### [Problem details]
Which of the lines below contain the string "data"? Copy each one.

==== Records to process ====

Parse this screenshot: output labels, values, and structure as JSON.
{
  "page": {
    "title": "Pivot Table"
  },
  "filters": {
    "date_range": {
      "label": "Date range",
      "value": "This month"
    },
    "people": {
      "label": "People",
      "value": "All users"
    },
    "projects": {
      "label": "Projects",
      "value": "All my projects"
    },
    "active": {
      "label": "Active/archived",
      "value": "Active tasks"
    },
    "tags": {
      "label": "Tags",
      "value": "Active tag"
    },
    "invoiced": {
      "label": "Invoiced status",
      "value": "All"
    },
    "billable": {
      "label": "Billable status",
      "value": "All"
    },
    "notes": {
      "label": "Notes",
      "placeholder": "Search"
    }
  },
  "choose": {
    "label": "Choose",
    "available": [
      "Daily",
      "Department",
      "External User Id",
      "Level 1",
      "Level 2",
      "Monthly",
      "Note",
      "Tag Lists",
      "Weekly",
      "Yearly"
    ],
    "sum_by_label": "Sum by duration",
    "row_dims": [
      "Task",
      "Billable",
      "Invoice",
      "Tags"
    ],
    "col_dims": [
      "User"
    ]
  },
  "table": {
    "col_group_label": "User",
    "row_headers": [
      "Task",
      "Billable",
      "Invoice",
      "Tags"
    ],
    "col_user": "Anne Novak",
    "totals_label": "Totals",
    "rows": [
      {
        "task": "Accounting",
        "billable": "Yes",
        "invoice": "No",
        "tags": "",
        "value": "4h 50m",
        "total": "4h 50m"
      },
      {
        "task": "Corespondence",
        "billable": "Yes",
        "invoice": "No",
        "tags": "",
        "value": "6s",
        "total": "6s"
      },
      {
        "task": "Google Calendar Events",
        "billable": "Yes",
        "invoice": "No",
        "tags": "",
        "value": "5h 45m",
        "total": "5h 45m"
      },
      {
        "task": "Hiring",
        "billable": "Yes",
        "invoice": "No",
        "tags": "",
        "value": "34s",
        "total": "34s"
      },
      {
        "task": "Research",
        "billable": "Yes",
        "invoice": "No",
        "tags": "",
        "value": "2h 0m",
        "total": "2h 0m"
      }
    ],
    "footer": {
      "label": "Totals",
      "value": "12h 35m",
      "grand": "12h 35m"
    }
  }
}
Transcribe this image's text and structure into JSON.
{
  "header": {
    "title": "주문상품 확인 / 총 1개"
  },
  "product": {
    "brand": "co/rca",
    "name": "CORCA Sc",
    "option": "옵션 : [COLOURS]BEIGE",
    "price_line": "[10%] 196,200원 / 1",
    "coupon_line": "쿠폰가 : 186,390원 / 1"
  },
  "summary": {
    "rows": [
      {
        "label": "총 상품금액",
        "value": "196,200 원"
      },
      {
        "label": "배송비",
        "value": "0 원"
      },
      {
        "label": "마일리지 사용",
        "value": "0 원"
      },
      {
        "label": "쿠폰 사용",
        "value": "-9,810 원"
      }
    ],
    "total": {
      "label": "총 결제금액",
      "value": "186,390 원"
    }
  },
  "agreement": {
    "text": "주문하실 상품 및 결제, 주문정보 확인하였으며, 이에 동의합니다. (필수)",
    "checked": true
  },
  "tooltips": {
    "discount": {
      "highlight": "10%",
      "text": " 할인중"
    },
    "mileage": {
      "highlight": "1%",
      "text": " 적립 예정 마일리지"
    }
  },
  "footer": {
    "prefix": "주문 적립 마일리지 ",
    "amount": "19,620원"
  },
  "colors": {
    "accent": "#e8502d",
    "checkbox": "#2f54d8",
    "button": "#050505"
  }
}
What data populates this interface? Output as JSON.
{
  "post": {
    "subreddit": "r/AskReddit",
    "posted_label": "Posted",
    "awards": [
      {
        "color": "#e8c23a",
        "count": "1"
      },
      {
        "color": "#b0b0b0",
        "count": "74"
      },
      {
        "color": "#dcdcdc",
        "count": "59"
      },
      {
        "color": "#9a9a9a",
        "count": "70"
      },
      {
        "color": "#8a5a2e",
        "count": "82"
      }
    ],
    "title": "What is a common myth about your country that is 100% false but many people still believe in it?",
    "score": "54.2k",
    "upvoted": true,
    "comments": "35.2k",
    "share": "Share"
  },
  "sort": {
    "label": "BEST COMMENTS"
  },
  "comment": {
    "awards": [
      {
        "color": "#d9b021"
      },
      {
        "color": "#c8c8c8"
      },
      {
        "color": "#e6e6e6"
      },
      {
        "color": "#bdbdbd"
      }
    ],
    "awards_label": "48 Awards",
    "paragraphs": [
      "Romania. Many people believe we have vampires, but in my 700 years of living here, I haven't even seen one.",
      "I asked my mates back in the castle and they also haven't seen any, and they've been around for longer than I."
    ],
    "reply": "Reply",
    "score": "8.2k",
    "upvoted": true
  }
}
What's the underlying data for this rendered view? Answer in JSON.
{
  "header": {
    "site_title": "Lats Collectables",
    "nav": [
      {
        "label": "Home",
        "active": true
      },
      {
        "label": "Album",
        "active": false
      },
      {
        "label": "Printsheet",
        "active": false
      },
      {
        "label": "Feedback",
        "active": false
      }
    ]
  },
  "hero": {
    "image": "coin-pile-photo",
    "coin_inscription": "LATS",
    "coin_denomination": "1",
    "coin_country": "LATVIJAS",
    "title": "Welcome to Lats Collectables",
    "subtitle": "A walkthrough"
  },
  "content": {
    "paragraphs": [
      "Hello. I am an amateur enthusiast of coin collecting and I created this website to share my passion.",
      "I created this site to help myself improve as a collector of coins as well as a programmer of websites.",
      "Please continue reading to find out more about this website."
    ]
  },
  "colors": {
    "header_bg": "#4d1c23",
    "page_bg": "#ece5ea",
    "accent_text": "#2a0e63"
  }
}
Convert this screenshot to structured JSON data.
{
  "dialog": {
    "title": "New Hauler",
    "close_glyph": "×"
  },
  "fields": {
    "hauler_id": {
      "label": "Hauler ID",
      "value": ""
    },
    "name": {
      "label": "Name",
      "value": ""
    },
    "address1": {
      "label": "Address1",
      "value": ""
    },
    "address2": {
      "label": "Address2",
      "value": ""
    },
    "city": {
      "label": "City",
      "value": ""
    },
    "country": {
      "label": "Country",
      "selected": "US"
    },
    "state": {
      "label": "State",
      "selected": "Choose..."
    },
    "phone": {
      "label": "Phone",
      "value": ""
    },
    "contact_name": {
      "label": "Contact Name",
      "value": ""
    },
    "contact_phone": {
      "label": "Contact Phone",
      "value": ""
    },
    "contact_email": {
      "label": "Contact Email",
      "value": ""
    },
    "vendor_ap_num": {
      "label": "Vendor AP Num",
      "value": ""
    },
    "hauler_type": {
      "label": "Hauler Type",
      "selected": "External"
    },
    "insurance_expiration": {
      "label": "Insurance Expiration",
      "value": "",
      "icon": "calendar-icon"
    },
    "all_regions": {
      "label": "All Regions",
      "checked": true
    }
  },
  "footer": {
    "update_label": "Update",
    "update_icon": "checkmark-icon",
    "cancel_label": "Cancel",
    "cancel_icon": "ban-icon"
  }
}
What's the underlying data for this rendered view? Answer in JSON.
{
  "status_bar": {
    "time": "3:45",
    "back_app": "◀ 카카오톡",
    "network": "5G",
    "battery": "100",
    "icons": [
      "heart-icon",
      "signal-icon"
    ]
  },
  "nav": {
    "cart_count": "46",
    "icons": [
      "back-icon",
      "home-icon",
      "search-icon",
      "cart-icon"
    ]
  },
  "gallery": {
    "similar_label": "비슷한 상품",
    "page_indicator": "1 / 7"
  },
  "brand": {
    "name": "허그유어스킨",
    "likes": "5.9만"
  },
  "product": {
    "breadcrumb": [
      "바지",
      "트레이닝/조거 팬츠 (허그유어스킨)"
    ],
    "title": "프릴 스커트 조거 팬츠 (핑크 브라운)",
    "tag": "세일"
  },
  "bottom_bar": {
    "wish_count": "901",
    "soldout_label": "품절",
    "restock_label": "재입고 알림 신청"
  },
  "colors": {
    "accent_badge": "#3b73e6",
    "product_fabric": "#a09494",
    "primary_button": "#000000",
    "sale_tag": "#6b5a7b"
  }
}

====

### [Written response]
What data populates this interface? Output as JSON.
What's the underlying data for this rendered view? Answer in JSON.
Convert this screenshot to structured JSON data.
What's the underlying data for this rendered view? Answer in JSON.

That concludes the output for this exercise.